** Directions **
Find and copy each line of the listing below that has the word "color" in it.

** Data provided **
▬▬▬▬▬▬▬▬▬▬
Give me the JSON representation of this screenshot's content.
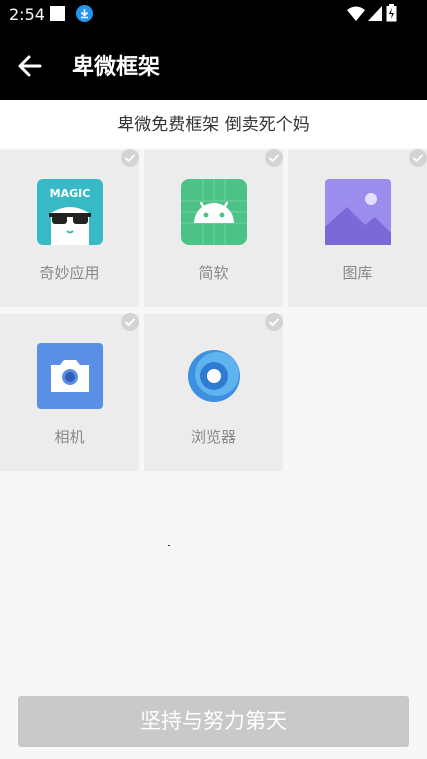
{
  "status_bar": {
    "time": "2:54"
  },
  "app_bar": {
    "title": "卑微框架"
  },
  "subtitle": "卑微免费框架 倒卖死个妈",
  "apps": [
    {
      "label": "奇妙应用",
      "icon": "magic-sunglasses-icon",
      "icon_text": "MAGIC",
      "color": "#37b9c6"
    },
    {
      "label": "简软",
      "icon": "android-robot-icon",
      "color": "#4cc286"
    },
    {
      "label": "图库",
      "icon": "gallery-picture-icon",
      "color": "#8f7ee6"
    },
    {
      "label": "相机",
      "icon": "camera-icon",
      "color": "#5a8fe6"
    },
    {
      "label": "浏览器",
      "icon": "browser-circle-icon",
      "color": "#3d8fe0"
    }
  ],
  "bottom_button": {
    "label": "坚持与努力第天"
  }
}
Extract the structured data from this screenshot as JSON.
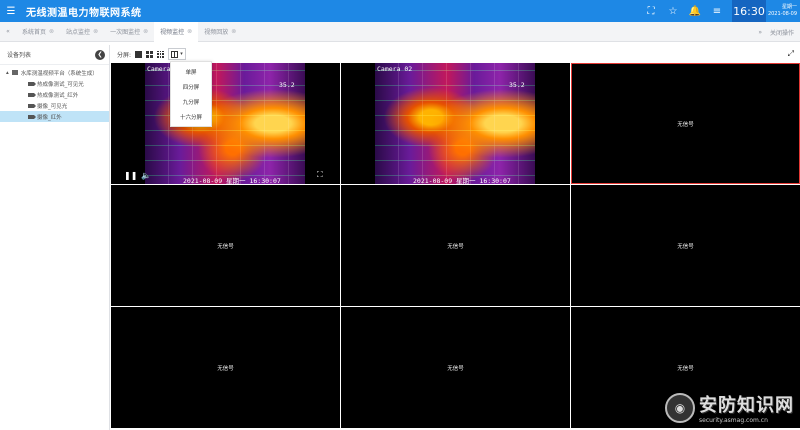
{
  "topbar": {
    "title": "无线测温电力物联网系统",
    "time": "16:30",
    "weekday": "星期一",
    "date": "2021-08-09",
    "icons": [
      "menu-icon",
      "fullscreen-icon",
      "star-icon",
      "bell-icon",
      "list-icon"
    ],
    "accent": "#1e88e5"
  },
  "tabs": {
    "items": [
      {
        "label": "系统首页"
      },
      {
        "label": "站点监控"
      },
      {
        "label": "一次图监控"
      },
      {
        "label": "视频监控"
      },
      {
        "label": "视频回放"
      }
    ],
    "active_index": 3,
    "close_ops": "关闭操作"
  },
  "sidebar": {
    "header": "设备列表",
    "root": "水库测温视频平台（系统生成）",
    "items": [
      {
        "label": "热成像测试_可见光"
      },
      {
        "label": "热成像测试_红外"
      },
      {
        "label": "摄像_可见光"
      },
      {
        "label": "摄像_红外"
      }
    ],
    "selected_index": 3
  },
  "toolbar": {
    "split_label": "分屏:"
  },
  "split_menu": {
    "options": [
      "单屏",
      "四分屏",
      "九分屏",
      "十六分屏"
    ]
  },
  "video": {
    "no_signal": "无信号",
    "cam1": {
      "name": "Camera 01",
      "temp": "35.2",
      "timestamp": "2021-08-09 星期一 16:30:07"
    },
    "cam2": {
      "name": "Camera 02",
      "temp": "35.2",
      "timestamp": "2021-08-09 星期一 16:30:07"
    }
  },
  "watermark": {
    "title": "安防知识网",
    "url": "security.asmag.com.cn"
  }
}
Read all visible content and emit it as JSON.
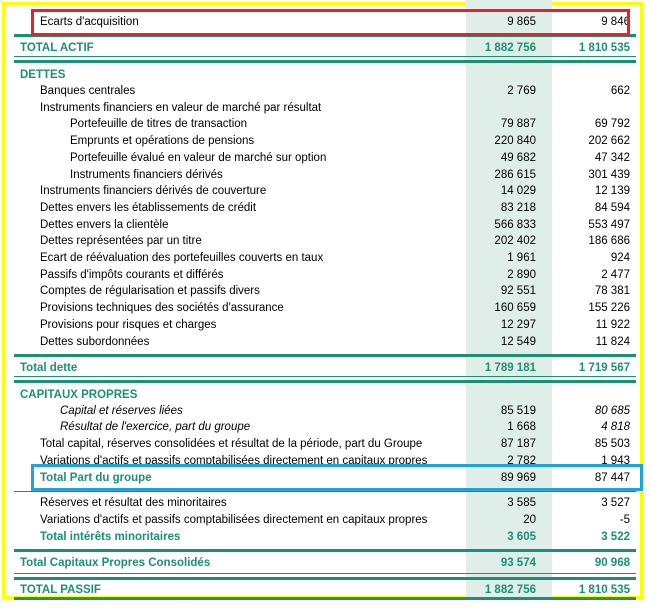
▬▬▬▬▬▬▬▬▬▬
** Output for this exercise **
      "color": "#37b9c6"
      "color": "#4cc286"
      "color": "#8f7ee6"
      "color": "#5a8fe6"
      "color": "#3d8fe0"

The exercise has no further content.